A whale-hugger responds: Had you asked us, we could have saved you reams of the valuable newsprint you were forced to expend on John Dougherty's inch-deep, mile-wide hagiography of the Makah whale hunt ("Resurrection," July 11), with the following summary: After Japanese commercial whaling reps told the Makah that a gray whale would be worth half a million dollars on the market in Tokyo, the tribe threatened to sue the U.S. unless the government moved heaven and earth to permit reactivation of the moribund "right of whaling" clause in the Makah's 1855 treaty, despite federal and international laws that now bar such an action. Rather than abide by those laws, National Oceanic and Atmospheric Administration Undersecretary D. James Baker, National Marine Fisheries Service Administrator Michael Tillman, and Vice President Al Gore proceeded to bend, fold, spindle, and mutilate the U.S. Whaling Convention Act, the Marine Mammal Protection Act, and the International Convention for the Regulation of Whaling in order to give the Makah what they wanted. Period.
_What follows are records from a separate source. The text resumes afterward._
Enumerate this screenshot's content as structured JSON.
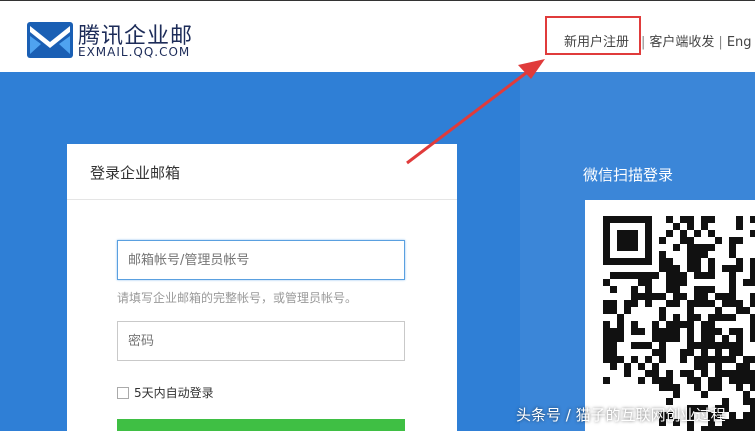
{
  "header": {
    "brand_cn": "腾讯企业邮",
    "brand_en": "EXMAIL.QQ.COM",
    "nav": {
      "register": "新用户注册",
      "client": "客户端收发",
      "separator": "|",
      "language": "Eng"
    }
  },
  "login": {
    "title": "登录企业邮箱",
    "account_placeholder": "邮箱帐号/管理员帐号",
    "account_hint": "请填写企业邮箱的完整帐号，或管理员帐号。",
    "password_placeholder": "密码",
    "remember_label": "5天内自动登录"
  },
  "wechat": {
    "title": "微信扫描登录"
  },
  "watermark": "头条号 / 猫子的互联网创业过程",
  "colors": {
    "hero_blue": "#2f7fd6",
    "annotation_red": "#e03b3b",
    "login_green": "#3fbf44",
    "brand_navy": "#1d2c59"
  },
  "icons": [
    "exmail-logo-icon",
    "checkbox-icon",
    "qr-code-icon",
    "annotation-arrow-icon"
  ]
}
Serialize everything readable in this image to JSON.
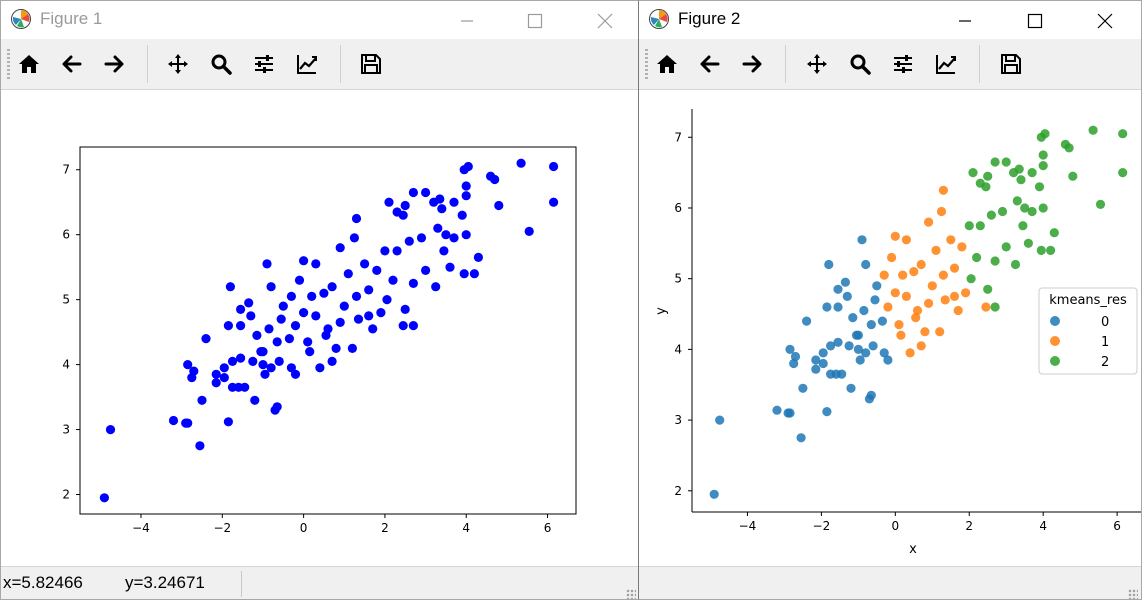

To us, the most arresting statement in the article was the assertion that "Protesters were largely successful in focusing media attention on a simplistic battle between anti-whaling groups portrayed as valiantly striving to prevent the needless death of gray whales vs. a bloodthirsty band of savages in a ruthless pursuit of a conscious and trusting whale."
That's odd. For the last five years or so, we could have sworn the U.S. media were closing ranks and marching in lock step behind the simplistic story of a small native band nobly struggling to relocate its cultural identity, while marginalized, hysterical (yet powerful, sophisticated) whale-huggers viciously try to block them.
Most of the "media attention" on this issue has looked a great deal like Mr. Dougherty's opus, which, in context, reads as the latest installment in a long, sorry parade and one more attempted chop job on Sea Shepherd by a reporter who called us two days before his deadline. (For the record, the absence of Greenpeace USA and the Green Party from the fray was not "because the hunt posed no threat to the overall population of gray whales," but because both groups knew the PC shellacking they were in for if they went anywhere near this issue. The Greenpeace Foundation opposes the hunt. The Sierra Club deadlocked in two votes to condemn the hunt, and thus took "no position.")
Sea Shepherd Conservation Society
Ugly times: Thanks for the detailed and careful article on the Makah's cultural rebirth. It is the best account I've seen.
I want to comment on the racism mentioned in the article. It would be nice if the hate had slipped back into the dark places, but it hasn't. Seattle-area Internet forums regularly carry vehement anti-Makah/anti-Indian postings, equating the Indians with drunken welfare cheats. Indian people in the Olympic Peninsula/Port Angeles area still deal with threats. A recent story circulated about an Indian-owned store that displayed Makah art. The store's owners were threatened. A month or so back, the grave of Chief Seattle was desecrated. The anti-whaling activists didn't cause the racism, but they certainly helped inspire even more of it.
We'll agree to a vote, but only if there are term limits for our neighbors: Great column ("Common Cause," Matt Smith, July 11)! I, too, think HOT [Home Ownership for Tenants, a ballot initiative that would let tenants vote on allowing condo conversions in their buildings] is a great idea that would benefit everyone in the city (except for radical tenant organizations' leaders). It is unfortunate that Sarosh [Kumana, the property owner behind the initiative] does not have the most sterling public image. He certainly has the energy and the zeal, but opponents' painting him as a greedy landlord seems to weaken the chances of passage. There are groups discussing how to add a spokesperson who would have more charisma or a better public image to promote HOT. I hope something can be done so it is not put on the ballot and defeated. It would then be very hard to revive. Keep up the good work.